WORK TO BE COMPLETED
Print every entry again, precisely as written.

※

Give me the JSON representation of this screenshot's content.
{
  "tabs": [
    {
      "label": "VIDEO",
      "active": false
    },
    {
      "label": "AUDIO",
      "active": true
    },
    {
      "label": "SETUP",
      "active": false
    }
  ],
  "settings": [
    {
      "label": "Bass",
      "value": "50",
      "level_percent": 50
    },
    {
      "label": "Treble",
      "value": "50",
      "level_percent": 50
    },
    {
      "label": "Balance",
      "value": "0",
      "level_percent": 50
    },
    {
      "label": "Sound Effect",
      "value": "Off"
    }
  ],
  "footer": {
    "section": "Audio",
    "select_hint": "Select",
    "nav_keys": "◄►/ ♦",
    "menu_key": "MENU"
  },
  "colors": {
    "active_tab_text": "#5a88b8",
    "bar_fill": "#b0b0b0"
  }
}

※

TASK SOLUTION
Give me the JSON representation of this screenshot's content.
{
  "tabs": [
    {
      "label": "VIDEO",
      "active": false
    },
    {
      "label": "AUDIO",
      "active": true
    },
    {
      "label": "SETUP",
      "active": false
    }
  ],
  "settings": [
    {
      "label": "Bass",
      "value": "50",
      "level_percent": 50
    },
    {
      "label": "Treble",
      "value": "50",
      "level_percent": 50
    },
    {
      "label": "Balance",
      "value": "0",
      "level_percent": 50
    },
    {
      "label": "Sound Effect",
      "value": "Off"
    }
  ],
  "footer": {
    "section": "Audio",
    "select_hint": "Select",
    "nav_keys": "◄►/ ♦",
    "menu_key": "MENU"
  },
  "colors": {
    "active_tab_text": "#5a88b8",
    "bar_fill": "#b0b0b0"
  }
}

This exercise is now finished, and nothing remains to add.